> **YOUR GOAL**: Return every line of the records that includes the string "صالح".

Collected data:
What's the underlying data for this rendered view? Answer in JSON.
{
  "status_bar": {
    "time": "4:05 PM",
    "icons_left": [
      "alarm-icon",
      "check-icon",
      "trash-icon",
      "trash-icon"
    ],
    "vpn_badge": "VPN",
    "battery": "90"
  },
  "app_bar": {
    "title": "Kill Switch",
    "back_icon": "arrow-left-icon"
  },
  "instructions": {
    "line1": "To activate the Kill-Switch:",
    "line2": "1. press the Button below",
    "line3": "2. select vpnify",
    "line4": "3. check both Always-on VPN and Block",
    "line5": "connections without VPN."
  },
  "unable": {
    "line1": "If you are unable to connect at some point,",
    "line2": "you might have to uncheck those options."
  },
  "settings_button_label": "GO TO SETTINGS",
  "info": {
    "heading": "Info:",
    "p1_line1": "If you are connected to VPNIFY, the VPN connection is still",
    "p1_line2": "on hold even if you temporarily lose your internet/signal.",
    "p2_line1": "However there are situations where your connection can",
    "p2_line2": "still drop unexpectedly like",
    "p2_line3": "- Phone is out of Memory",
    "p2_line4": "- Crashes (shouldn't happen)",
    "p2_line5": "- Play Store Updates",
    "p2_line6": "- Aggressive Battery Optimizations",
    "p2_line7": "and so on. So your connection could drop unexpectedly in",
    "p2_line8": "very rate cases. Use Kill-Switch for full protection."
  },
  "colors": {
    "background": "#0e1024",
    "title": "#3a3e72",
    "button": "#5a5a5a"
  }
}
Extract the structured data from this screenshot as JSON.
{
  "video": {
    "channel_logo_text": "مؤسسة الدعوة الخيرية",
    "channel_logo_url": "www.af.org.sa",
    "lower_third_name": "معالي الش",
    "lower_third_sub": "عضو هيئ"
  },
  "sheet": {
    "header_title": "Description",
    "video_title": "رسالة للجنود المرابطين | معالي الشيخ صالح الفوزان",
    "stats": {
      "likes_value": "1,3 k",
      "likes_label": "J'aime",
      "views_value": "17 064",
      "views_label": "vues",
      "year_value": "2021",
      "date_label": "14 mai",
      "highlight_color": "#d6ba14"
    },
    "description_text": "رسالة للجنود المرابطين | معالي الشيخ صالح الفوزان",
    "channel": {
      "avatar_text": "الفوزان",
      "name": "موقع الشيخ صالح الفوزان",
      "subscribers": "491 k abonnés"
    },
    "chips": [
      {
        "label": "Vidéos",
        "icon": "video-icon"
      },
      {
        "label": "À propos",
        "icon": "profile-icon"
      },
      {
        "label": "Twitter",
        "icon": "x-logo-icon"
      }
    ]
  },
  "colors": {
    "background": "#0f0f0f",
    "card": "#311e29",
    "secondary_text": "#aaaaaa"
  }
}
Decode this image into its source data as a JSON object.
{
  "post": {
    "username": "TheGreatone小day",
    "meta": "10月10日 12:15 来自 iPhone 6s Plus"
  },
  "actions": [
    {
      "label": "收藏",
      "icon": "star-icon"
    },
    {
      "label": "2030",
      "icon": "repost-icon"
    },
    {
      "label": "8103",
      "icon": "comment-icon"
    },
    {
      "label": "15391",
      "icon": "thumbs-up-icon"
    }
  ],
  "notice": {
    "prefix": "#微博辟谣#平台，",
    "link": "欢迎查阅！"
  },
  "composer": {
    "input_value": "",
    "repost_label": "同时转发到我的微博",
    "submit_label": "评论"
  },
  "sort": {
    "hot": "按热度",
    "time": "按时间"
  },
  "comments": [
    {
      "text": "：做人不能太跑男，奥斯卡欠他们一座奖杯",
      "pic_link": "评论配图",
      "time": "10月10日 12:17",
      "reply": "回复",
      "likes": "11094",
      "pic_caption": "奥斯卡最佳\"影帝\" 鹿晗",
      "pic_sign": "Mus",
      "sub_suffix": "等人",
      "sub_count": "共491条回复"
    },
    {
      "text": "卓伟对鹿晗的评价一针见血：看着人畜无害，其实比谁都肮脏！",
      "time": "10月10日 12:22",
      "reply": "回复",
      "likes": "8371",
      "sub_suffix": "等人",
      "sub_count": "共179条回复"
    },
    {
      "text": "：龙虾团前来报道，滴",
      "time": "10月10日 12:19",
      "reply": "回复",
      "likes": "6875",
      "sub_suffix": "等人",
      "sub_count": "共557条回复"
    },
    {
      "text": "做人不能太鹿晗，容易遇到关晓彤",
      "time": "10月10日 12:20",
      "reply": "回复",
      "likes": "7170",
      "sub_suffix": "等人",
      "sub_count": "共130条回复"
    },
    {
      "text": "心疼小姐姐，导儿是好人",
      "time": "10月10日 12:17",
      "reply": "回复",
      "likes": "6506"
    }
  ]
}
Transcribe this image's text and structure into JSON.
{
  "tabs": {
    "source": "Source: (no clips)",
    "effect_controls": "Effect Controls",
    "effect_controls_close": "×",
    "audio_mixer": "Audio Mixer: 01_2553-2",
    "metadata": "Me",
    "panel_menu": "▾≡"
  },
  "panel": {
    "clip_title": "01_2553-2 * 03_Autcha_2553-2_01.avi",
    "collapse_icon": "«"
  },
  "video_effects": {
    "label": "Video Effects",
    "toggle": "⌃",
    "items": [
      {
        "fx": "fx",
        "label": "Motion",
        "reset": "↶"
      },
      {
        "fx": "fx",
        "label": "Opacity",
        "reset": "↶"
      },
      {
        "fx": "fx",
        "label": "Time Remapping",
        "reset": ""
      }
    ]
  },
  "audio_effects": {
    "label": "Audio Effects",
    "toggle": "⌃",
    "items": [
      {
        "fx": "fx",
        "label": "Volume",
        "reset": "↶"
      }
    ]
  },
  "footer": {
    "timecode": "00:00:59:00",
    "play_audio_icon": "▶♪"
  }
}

> **FINAL ANSWER**:
    "video_title": "رسالة للجنود المرابطين | معالي الشيخ صالح الفوزان",
    "description_text": "رسالة للجنود المرابطين | معالي الشيخ صالح الفوزان",
      "name": "موقع الشيخ صالح الفوزان",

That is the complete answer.